`model = tf.keras.Sequential() #Creating our model`

model.add(tf.keras.layers.Embedding(input_dim=len(characters), output_dim=64)) #add an embedding layer

model.add(tf.keras.layers.LSTM(units=128)) #add the LSTM layer

model.add(tf.keras.layers.Dense(units=len(characters), activation='softmax')) #Dense layer

Alright, cool, now that we’ve created our model, let’s compile our model and get started with training it.

`model.compile(optimizer="adam", loss="categorical_crossentropy", metrics=['accuracy'])`# Train our model

model.fit(X,Y, epochs=100, batch_size=64)

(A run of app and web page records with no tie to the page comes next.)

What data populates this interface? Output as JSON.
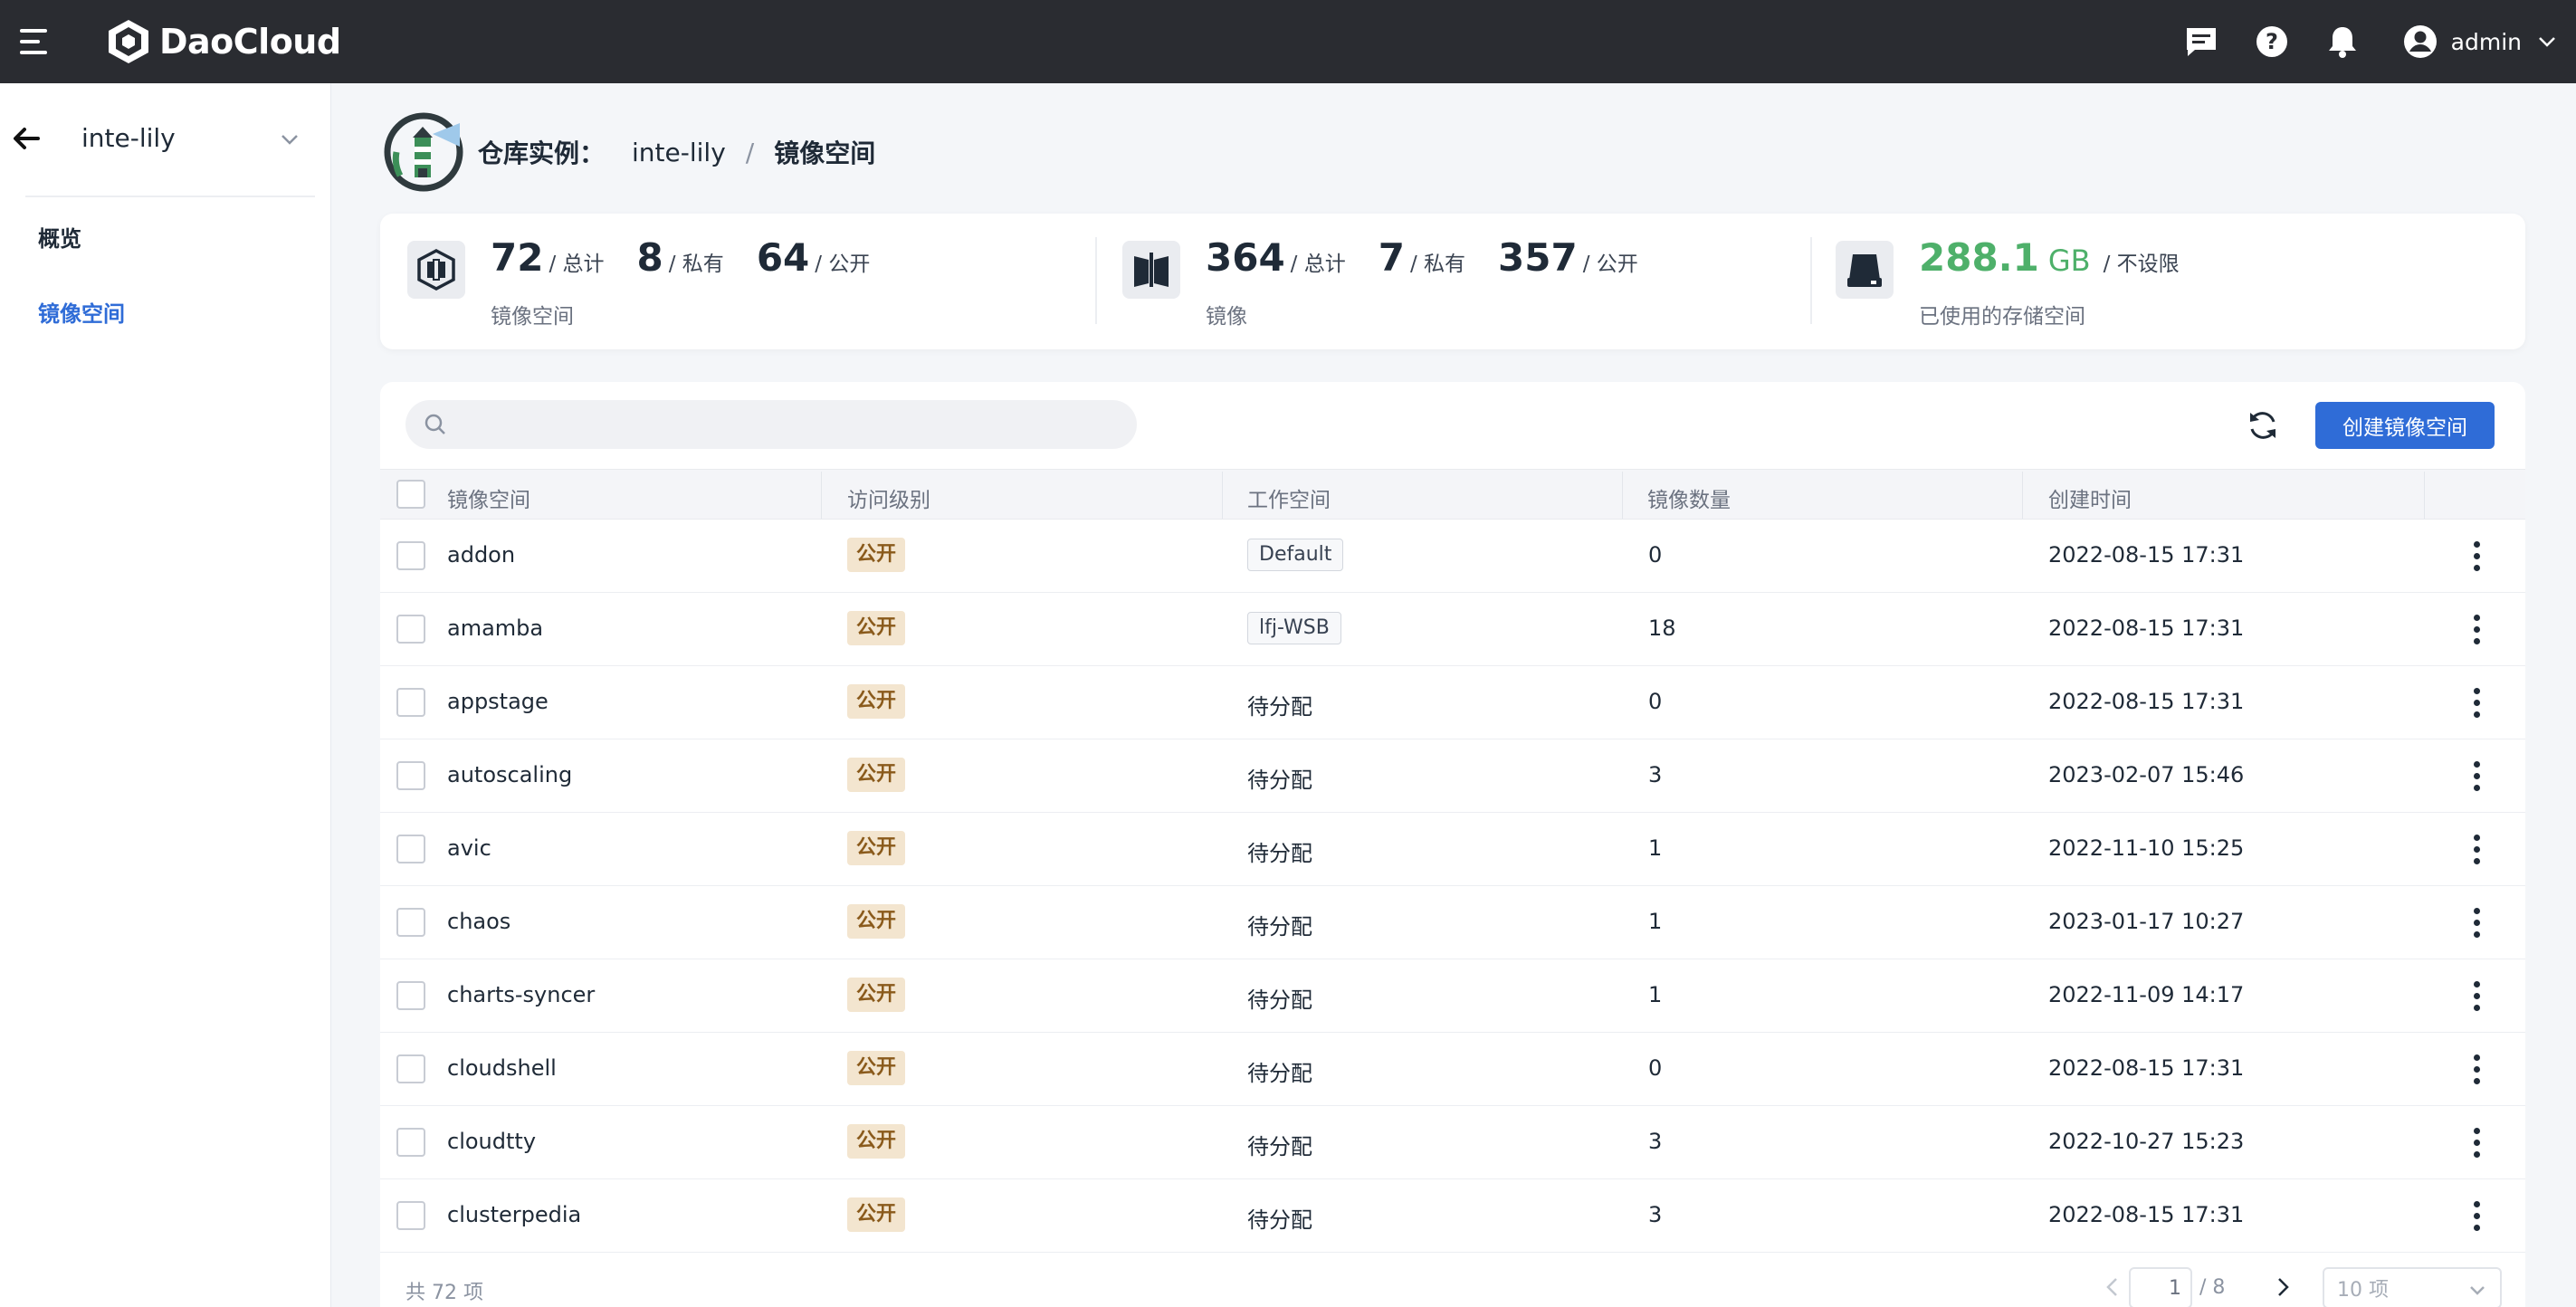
{
  "topbar": {
    "brand": "DaoCloud",
    "user": "admin"
  },
  "sidebar": {
    "title": "inte-lily",
    "items": [
      {
        "label": "概览"
      },
      {
        "label": "镜像空间"
      }
    ]
  },
  "breadcrumb": {
    "label": "仓库实例：",
    "instance": "inte-lily",
    "separator": "/",
    "current": "镜像空间"
  },
  "stats": {
    "spaces": {
      "total": "72",
      "total_unit": "/ 总计",
      "private": "8",
      "private_unit": "/ 私有",
      "public": "64",
      "public_unit": "/ 公开",
      "label": "镜像空间"
    },
    "images": {
      "total": "364",
      "total_unit": "/ 总计",
      "private": "7",
      "private_unit": "/ 私有",
      "public": "357",
      "public_unit": "/ 公开",
      "label": "镜像"
    },
    "storage": {
      "used": "288.1",
      "unit": "GB",
      "limit": "/ 不设限",
      "label": "已使用的存储空间"
    }
  },
  "toolbar": {
    "search_placeholder": "",
    "create_label": "创建镜像空间"
  },
  "table": {
    "headers": [
      "镜像空间",
      "访问级别",
      "工作空间",
      "镜像数量",
      "创建时间"
    ],
    "rows": [
      {
        "name": "addon",
        "access": "公开",
        "workspace": "Default",
        "workspace_tag": true,
        "count": "0",
        "created": "2022-08-15 17:31"
      },
      {
        "name": "amamba",
        "access": "公开",
        "workspace": "lfj-WSB",
        "workspace_tag": true,
        "count": "18",
        "created": "2022-08-15 17:31"
      },
      {
        "name": "appstage",
        "access": "公开",
        "workspace": "待分配",
        "workspace_tag": false,
        "count": "0",
        "created": "2022-08-15 17:31"
      },
      {
        "name": "autoscaling",
        "access": "公开",
        "workspace": "待分配",
        "workspace_tag": false,
        "count": "3",
        "created": "2023-02-07 15:46"
      },
      {
        "name": "avic",
        "access": "公开",
        "workspace": "待分配",
        "workspace_tag": false,
        "count": "1",
        "created": "2022-11-10 15:25"
      },
      {
        "name": "chaos",
        "access": "公开",
        "workspace": "待分配",
        "workspace_tag": false,
        "count": "1",
        "created": "2023-01-17 10:27"
      },
      {
        "name": "charts-syncer",
        "access": "公开",
        "workspace": "待分配",
        "workspace_tag": false,
        "count": "1",
        "created": "2022-11-09 14:17"
      },
      {
        "name": "cloudshell",
        "access": "公开",
        "workspace": "待分配",
        "workspace_tag": false,
        "count": "0",
        "created": "2022-08-15 17:31"
      },
      {
        "name": "cloudtty",
        "access": "公开",
        "workspace": "待分配",
        "workspace_tag": false,
        "count": "3",
        "created": "2022-10-27 15:23"
      },
      {
        "name": "clusterpedia",
        "access": "公开",
        "workspace": "待分配",
        "workspace_tag": false,
        "count": "3",
        "created": "2022-08-15 17:31"
      }
    ]
  },
  "pagination": {
    "total": "共 72 项",
    "page": "1",
    "pages": "/ 8",
    "page_size": "10 项"
  },
  "colors": {
    "topbar": "#2a2c31",
    "primary": "#2f6cd7",
    "storage_green": "#4eb06a",
    "public_badge_bg": "#f3e5cf"
  }
}
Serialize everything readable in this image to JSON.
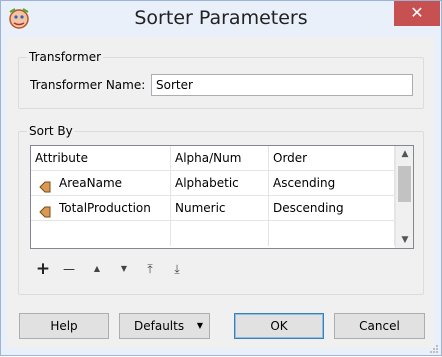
{
  "window": {
    "title": "Sorter Parameters",
    "close_glyph": "✕"
  },
  "transformer": {
    "group_title": "Transformer",
    "name_label": "Transformer Name:",
    "name_value": "Sorter"
  },
  "sort_by": {
    "group_title": "Sort By",
    "columns": [
      "Attribute",
      "Alpha/Num",
      "Order"
    ],
    "rows": [
      {
        "attribute": "AreaName",
        "alpha_num": "Alphabetic",
        "order": "Ascending"
      },
      {
        "attribute": "TotalProduction",
        "alpha_num": "Numeric",
        "order": "Descending"
      }
    ]
  },
  "toolbar": {
    "add": "+",
    "remove": "—",
    "up": "▲",
    "down": "▼",
    "top": "⤒",
    "bottom": "⤓"
  },
  "buttons": {
    "help": "Help",
    "defaults": "Defaults",
    "defaults_caret": "▼",
    "ok": "OK",
    "cancel": "Cancel"
  }
}
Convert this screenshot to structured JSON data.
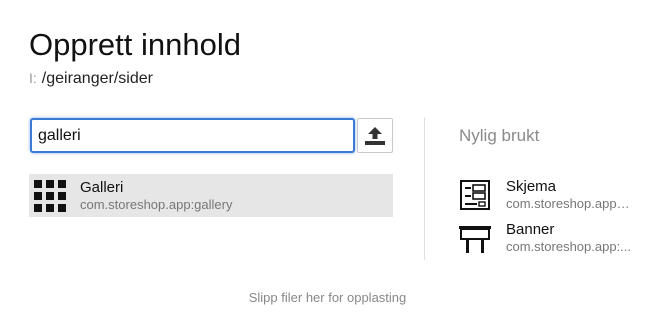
{
  "header": {
    "title": "Opprett innhold",
    "path_prefix": "I:",
    "path": "/geiranger/sider"
  },
  "search": {
    "value": "galleri",
    "placeholder": ""
  },
  "upload": {
    "icon": "upload-icon"
  },
  "results": [
    {
      "name": "Galleri",
      "subtitle": "com.storeshop.app:gallery",
      "icon": "grid-icon"
    }
  ],
  "recent": {
    "title": "Nylig brukt",
    "items": [
      {
        "name": "Skjema",
        "subtitle": "com.storeshop.app:f...",
        "icon": "form-icon"
      },
      {
        "name": "Banner",
        "subtitle": "com.storeshop.app:...",
        "icon": "billboard-icon"
      }
    ]
  },
  "footer": {
    "drop_hint": "Slipp filer her for opplasting"
  },
  "colors": {
    "accent": "#3b7bd6",
    "selected_bg": "#e6e6e6"
  }
}
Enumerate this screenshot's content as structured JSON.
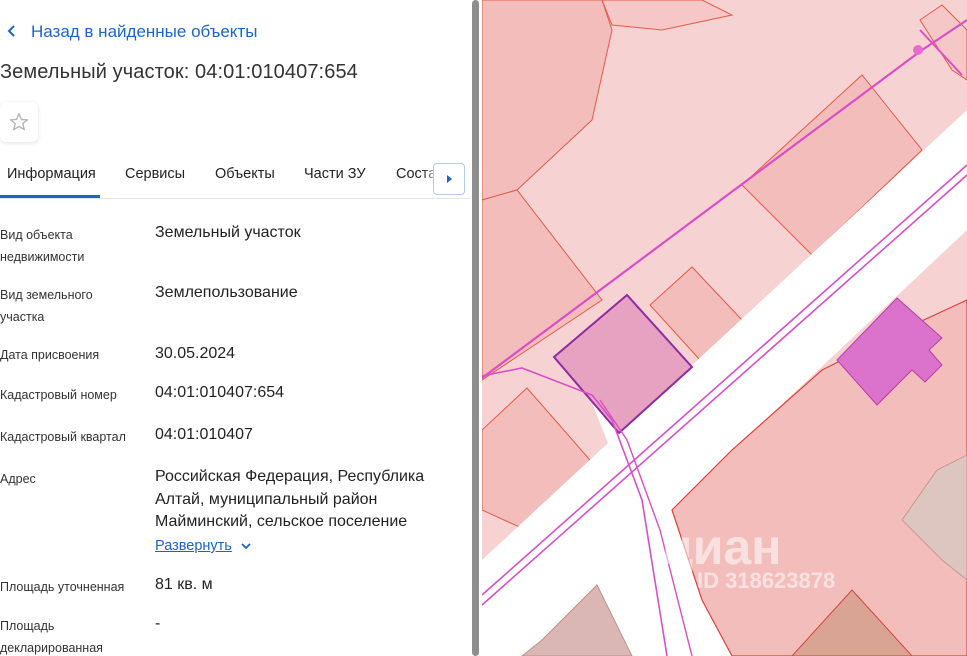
{
  "nav": {
    "back_label": "Назад в найденные объекты"
  },
  "object": {
    "title": "Земельный участок: 04:01:010407:654"
  },
  "tabs": [
    {
      "label": "Информация"
    },
    {
      "label": "Сервисы"
    },
    {
      "label": "Объекты"
    },
    {
      "label": "Части ЗУ"
    },
    {
      "label": "Составные ЗУ"
    }
  ],
  "details": {
    "type_label": "Вид объекта недвижимости",
    "type_value": "Земельный участок",
    "land_type_label": "Вид земельного участка",
    "land_type_value": "Землепользование",
    "date_label": "Дата присвоения",
    "date_value": "30.05.2024",
    "cad_number_label": "Кадастровый номер",
    "cad_number_value": "04:01:010407:654",
    "cad_quarter_label": "Кадастровый квартал",
    "cad_quarter_value": "04:01:010407",
    "address_label": "Адрес",
    "address_value": "Российская Федерация, Республика Алтай, муниципальный район Майминский, сельское поселение",
    "expand_label": "Развернуть",
    "area_label": "Площадь уточненная",
    "area_value": "81 кв. м",
    "declared_label": "Площадь декларированная",
    "declared_value": "-"
  },
  "watermark": {
    "brand": "циан",
    "id": "ID 318623878"
  },
  "colors": {
    "accent": "#1d64c8",
    "parcel_fill": "#f2bcbb",
    "parcel_border": "#e24b3a",
    "selected_fill": "#e4a2c0",
    "selected_border": "#8e2aa6",
    "building": "#db73cc",
    "line": "#d94fc7"
  }
}
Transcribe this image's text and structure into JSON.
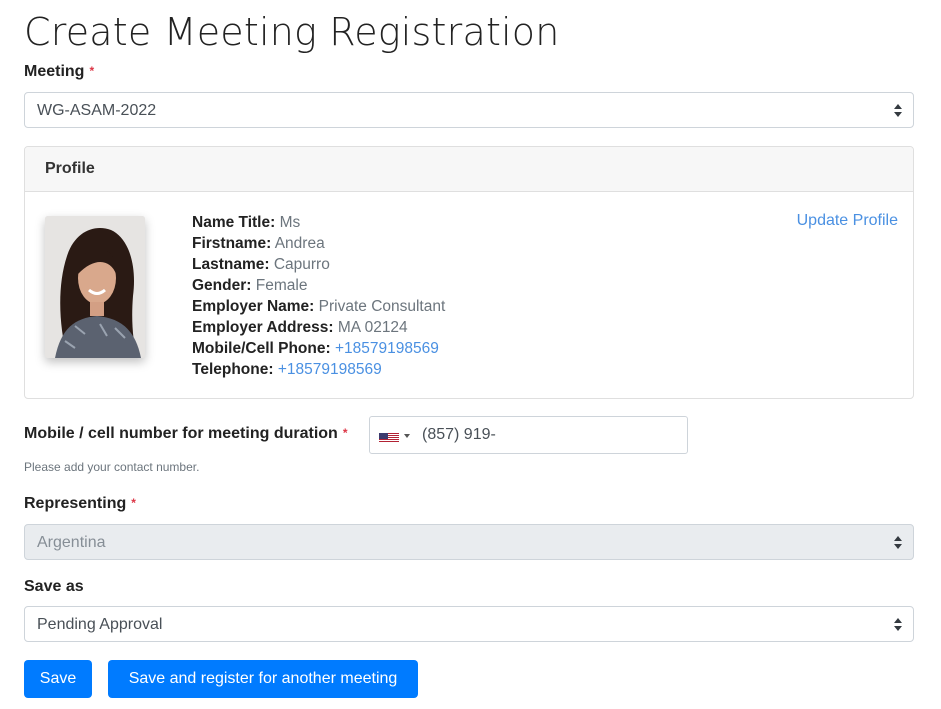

Well, it’s our last day here and I think I’m getting a bit emotional. Nonetheless, let’s finalize our journey on Jupyter. Now that we’ve trained our model, we need to ask it to generate some Shakespere-like text for us.

We need to give the model a starting point from which can come up with new words to say. To do this we shall take in our starting point, encode it for the model and then keep prompting the model until we’re satisfied. So, becuase this process is quite long, we’re going to create afunction to help us with this

`def generate_text(seed, num_chars):`

# Start the text

result = seed#Encode our seed

e_seed = [char_to_int[ch] for ch in seed]

#add padding

padded_seed = tf.keras.preprocessing.sequence.pad_sequences([e_seed], maxlen=max_len, padding='post')

#from model

for i in range(num_chars):

#Get the next character probabilities

probs = model.predict(padded_seed)[0]

#add the character we get

result+= int_to_char[np.argmax(probs)]

#Update our seed

padded_seed = np.append(padded_seed[0][1:], index)

padded_seed = tf.keras.preprocessing.sequence.pad_sequences([[padded_seed], maxlen = max_len], padding='post')

return result

Perfect, now we can use our mode to generate some text for us.

`# Generate text`

generated_text = generate_text('As usual, in the morning ', 100)

print(generated_text)

There we go! We’ve come to the end of our journey everyone. It’s been a super fun ride and I hope you’ve familiarised yourself with Jupyter enough to travel on without. Hope to see you in my next series, catch you soon!